10 Questions to Ask Your Financial Advisor about Investing in Frontier Market - dummies

10 Questions to Ask Your Financial Advisor about Investing in Frontier Market

By Gavin Graham, Al Emid

If you are considering investing in frontier markets, the proverbial rubber hits the road when you sit down with your financial advisor and begin working on a plan. You should begin by asking your advisor some or all of the following questions.

How much exposure do I already have to frontier funds?

Answering this question means taking stock of the amount of frontier equities in your current holdings such as global funds since they have different weightings of different countries. It also means checking your equity holdings and even your online trading account.

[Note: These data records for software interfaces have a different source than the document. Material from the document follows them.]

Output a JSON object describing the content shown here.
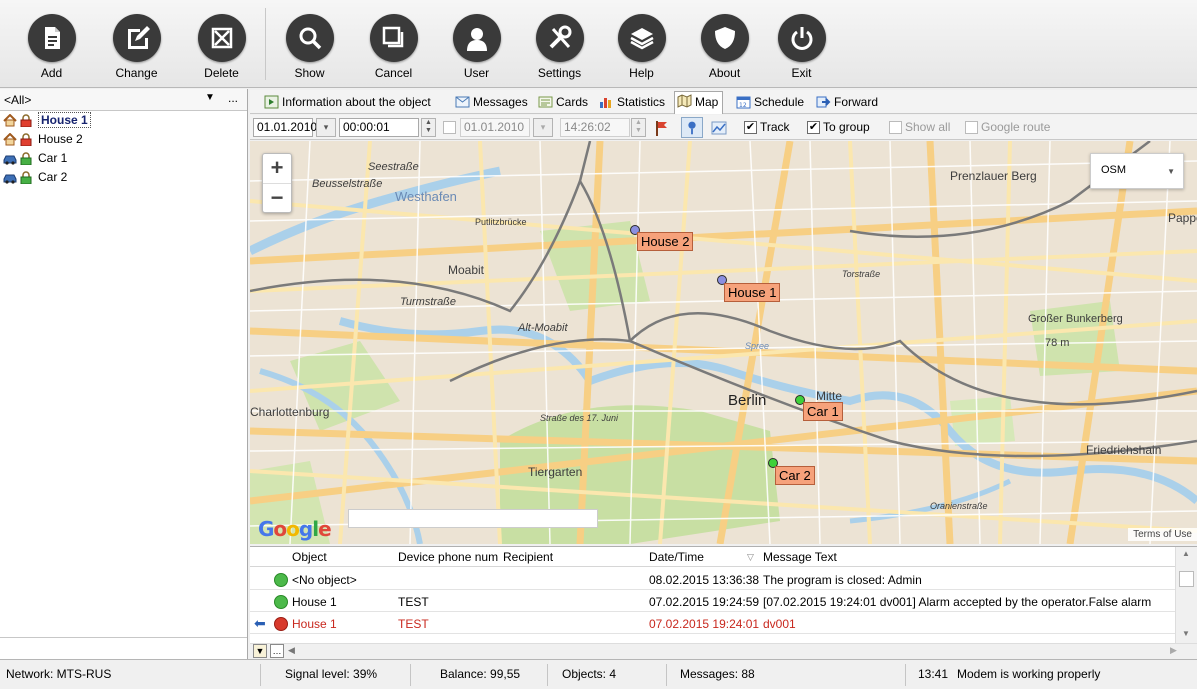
{
  "toolbar": {
    "buttons": [
      {
        "label": "Add",
        "icon": "add-document-icon"
      },
      {
        "label": "Change",
        "icon": "edit-icon"
      },
      {
        "label": "Delete",
        "icon": "delete-icon"
      },
      {
        "label": "Show",
        "icon": "magnifier-icon"
      },
      {
        "label": "Cancel",
        "icon": "cancel-windows-icon"
      },
      {
        "label": "User",
        "icon": "user-icon"
      },
      {
        "label": "Settings",
        "icon": "tools-icon"
      },
      {
        "label": "Help",
        "icon": "layers-icon"
      },
      {
        "label": "About",
        "icon": "shield-icon"
      },
      {
        "label": "Exit",
        "icon": "power-icon"
      }
    ]
  },
  "left_panel": {
    "filter": "<All>",
    "more": "...",
    "items": [
      {
        "label": "House 1",
        "type": "house",
        "selected": true
      },
      {
        "label": "House 2",
        "type": "house",
        "selected": false
      },
      {
        "label": "Car 1",
        "type": "car",
        "selected": false
      },
      {
        "label": "Car 2",
        "type": "car",
        "selected": false
      }
    ]
  },
  "tabs": [
    {
      "label": "Information about the object",
      "icon": "info-icon"
    },
    {
      "label": "Messages",
      "icon": "envelope-icon"
    },
    {
      "label": "Cards",
      "icon": "cards-icon"
    },
    {
      "label": "Statistics",
      "icon": "bar-chart-icon"
    },
    {
      "label": "Map",
      "icon": "map-icon",
      "active": true
    },
    {
      "label": "Schedule",
      "icon": "calendar-icon"
    },
    {
      "label": "Forward",
      "icon": "forward-arrow-icon"
    }
  ],
  "filter_bar": {
    "date_from": "01.01.2010",
    "time_from": "00:00:01",
    "date_to": "01.01.2010",
    "time_to": "14:26:02",
    "track_label": "Track",
    "to_group_label": "To group",
    "show_all_label": "Show all",
    "google_route_label": "Google route"
  },
  "map": {
    "layer": "OSM",
    "zoom_in": "+",
    "zoom_out": "−",
    "labels": [
      "Seestraße",
      "Beusselstraße",
      "Westhafen",
      "Putlitzbrücke",
      "Moabit",
      "Turmstraße",
      "Alt-Moabit",
      "Prenzlauer Berg",
      "Großer Bunkerberg",
      "78 m",
      "Mitte",
      "Berlin",
      "Friedrichshain",
      "Charlottenburg",
      "Straße des 17. Juni",
      "Tiergarten",
      "Oranienstraße",
      "Torstraße",
      "Spree",
      "Pappe"
    ],
    "markers": [
      {
        "label": "House 2",
        "kind": "house"
      },
      {
        "label": "House 1",
        "kind": "house"
      },
      {
        "label": "Car 1",
        "kind": "car"
      },
      {
        "label": "Car 2",
        "kind": "car"
      }
    ],
    "google_logo": "Google",
    "terms": "Terms of Use"
  },
  "grid": {
    "columns": [
      "Object",
      "Device phone num",
      "Recipient",
      "Date/Time",
      "Message Text"
    ],
    "rows": [
      {
        "status": "ok",
        "object": "<No object>",
        "phone": "",
        "recipient": "",
        "datetime": "08.02.2015 13:36:38",
        "text": "The program is closed: Admin",
        "alarm": false
      },
      {
        "status": "ok",
        "object": "House 1",
        "phone": "TEST",
        "recipient": "",
        "datetime": "07.02.2015 19:24:59",
        "text": "[07.02.2015 19:24:01 dv001] Alarm accepted by the operator.False alarm",
        "alarm": false
      },
      {
        "status": "error",
        "object": "House 1",
        "phone": "TEST",
        "recipient": "",
        "datetime": "07.02.2015 19:24:01",
        "text": "dv001",
        "alarm": true
      }
    ]
  },
  "status_bar": {
    "network": "Network: MTS-RUS",
    "signal": "Signal level: 39%",
    "balance": "Balance: 99,55",
    "objects": "Objects: 4",
    "messages": "Messages: 88",
    "time": "13:41",
    "modem": "Modem is working properly"
  }
}
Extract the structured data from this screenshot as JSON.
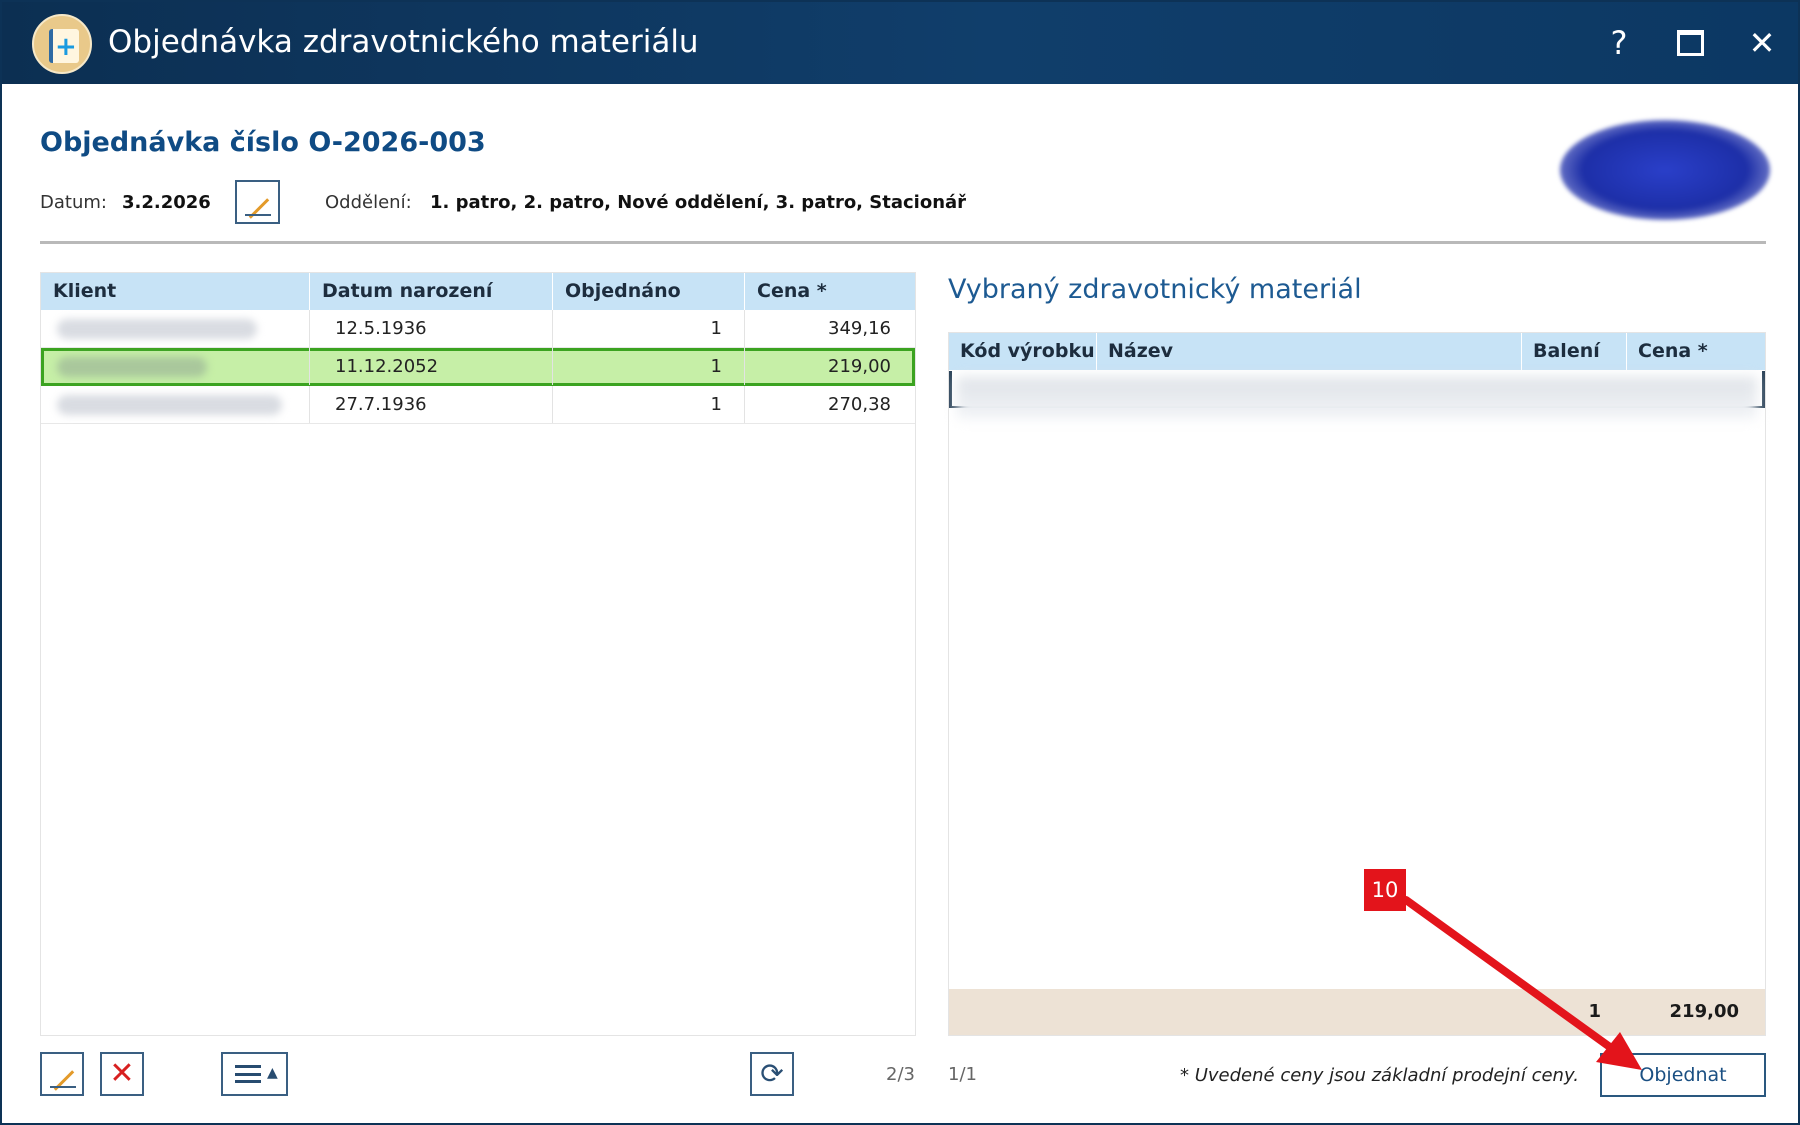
{
  "window": {
    "title": "Objednávka zdravotnického materiálu",
    "help": "?",
    "close": "✕"
  },
  "header": {
    "order_title": "Objednávka číslo O-2026-003",
    "date_label": "Datum:",
    "date_value": "3.2.2026",
    "department_label": "Oddělení:",
    "department_value": "1. patro, 2. patro, Nové oddělení, 3. patro, Stacionář"
  },
  "clients_table": {
    "columns": [
      "Klient",
      "Datum narození",
      "Objednáno",
      "Cena *"
    ],
    "rows": [
      {
        "birth": "12.5.1936",
        "ordered": "1",
        "price": "349,16",
        "selected": false
      },
      {
        "birth": "11.12.2052",
        "ordered": "1",
        "price": "219,00",
        "selected": true
      },
      {
        "birth": "27.7.1936",
        "ordered": "1",
        "price": "270,38",
        "selected": false
      }
    ],
    "pager": "2/3"
  },
  "material": {
    "title": "Vybraný zdravotnický materiál",
    "columns": [
      "Kód výrobku",
      "Název",
      "Balení",
      "Cena *"
    ],
    "footer_count": "1",
    "footer_total": "219,00",
    "pager": "1/1"
  },
  "footer": {
    "note": "* Uvedené ceny jsou základní prodejní ceny.",
    "order_button": "Objednat"
  },
  "annotation": {
    "badge": "10",
    "color": "#e3141b"
  },
  "colors": {
    "titlebar": "#0c2f52",
    "table_header": "#c7e3f6",
    "selected_row": "#c6efa7",
    "selected_border": "#3ba320",
    "accent_text": "#0f4b84"
  }
}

If I already have exposure to frontier markets, can it be expanded within the same investments rather than buying another fund?

Answering this question may mean increasing your contributions to an existing global fund rather than taking on another investment asset.

Are we both comfortable with the country weightings of any global funds in my portfolio?

Country weightings vary between funds. Be sure you know where your investments are.

What are the ratings of the global or frontier funds in which I am already invested?

Ask your advisor about Morningstar ratings of your funds.

What is the feasibility of liquidating some of my emerging market holdings to provide the necessary cash for investing in frontier markets?

And where applicable, what are the tax implications of taking that step?

Have we taken steps to arrange my investments in such a way that there would be no reason to liquidate my frontier markets holdings in an emergency?

We suggest that the dollars put into frontier funds be money that you can set aside for between 5 and 10 years. Ensure that these dollars are not your “rainy day” or emergency dollars.

If I have not previously had any emerging market investments, and given my risk tolerance, would I be better to start with an emerging markets holding and then move to frontier markets when I have reached a comfort level?

Some emerging markets investors approach frontier investing more comfortably after a rewarding experience with emerging markets.

Under what circumstances should I put more cash into my frontier markets holdings?

You may come into unexpected money, such as an inheritance or legal settlement. You had probably not budgeted for it, so if feasible, sock it away in frontier funds.

Have we calibrated my frontier markets exposure with my risk tolerance?

Before you get to this stage, your advisor has likely assessed your risk tolerance and has discussed it with you.

Have we clearly discussed the difference between risk and volatility?

Risk is the possibility of losing all or part of your investment in a given asset and the potential impact of that loss. Volatility is the tendency of an asset to rise and fall dramatically.

Understanding the difference between the two aspects of investing will go a long way towards alleviating any worry you may have about your investments.